Other than your family, your professional success is one of the biggest defining features of who you are and how you view yourself. If you started and run a small business or professional practice, that company is probably a big part of your personal identity.
It may also represent hundreds of hours of your labor and thousands upon thousands of dollars worth of personal investment. If things haven’t been going so great in your marriage recently, you may be grateful that your business provides you with a sense of purpose and personal success.
You may also become increasingly aware of the potential for your spouse to try to take your business if you divorce. Is that possible under Indiana law?
Could your spouse have any kind of claim to your business?
Businesses are like any other asset. They may represent financial value and also have some debts or liabilities attached to them. The courts will want to determine the overall value of the business and whether it is marital property or separate property to decide whether they split it up in the divorce.
Assets that you acquire during the marriage, including income that you earned and returns on investments, typically constitute marital property. Things that you inherit, gifts from others, property set aside in a marital agreement and assets that you owned already when you got married are usually your separate property.
If you started the business during your marriage, it is probably marital property. Even If you inherited it or owned it prior to marriage, if your spouse made financial or practical contributions to the business or if you used marital income to run the company at any point, your spouse could potentially have a claim to at least some of the value in the business.
How might the courts address the business itself?
Exactly how the court handles dividing the business’s value will depend on a number of factors. In Indiana, equitable division is the rule of the land. The goal for the courts is to find a fair way to split your property.
That might mean determining the value of the business and your spouse’s interest in it and then awarding them other assets that represent that amount. The courts might also order you to sell some assets to buy out your spouse’s interest in the business. They might give your spouse partial ownership interest in the business or even order you to pay a portion of profits in the future to your spouse as a way of compensating them for the business’s value.

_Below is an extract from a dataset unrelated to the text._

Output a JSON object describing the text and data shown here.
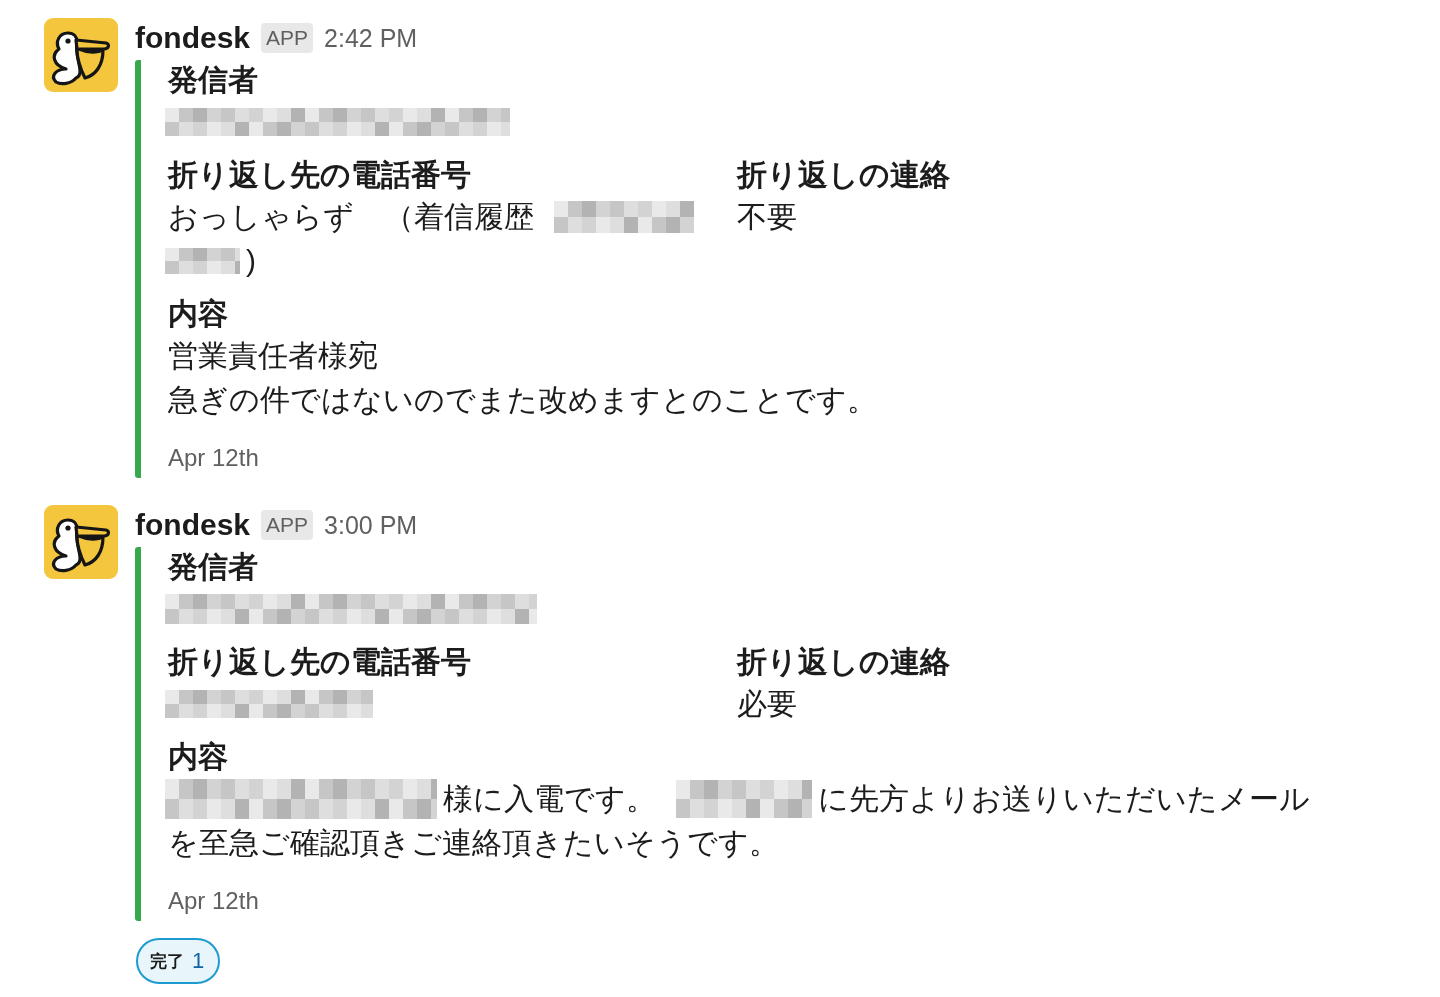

Negotiations before divorce can give you more control over these terms. Otherwise, you may need to develop a strategy to protect your business during a divorce.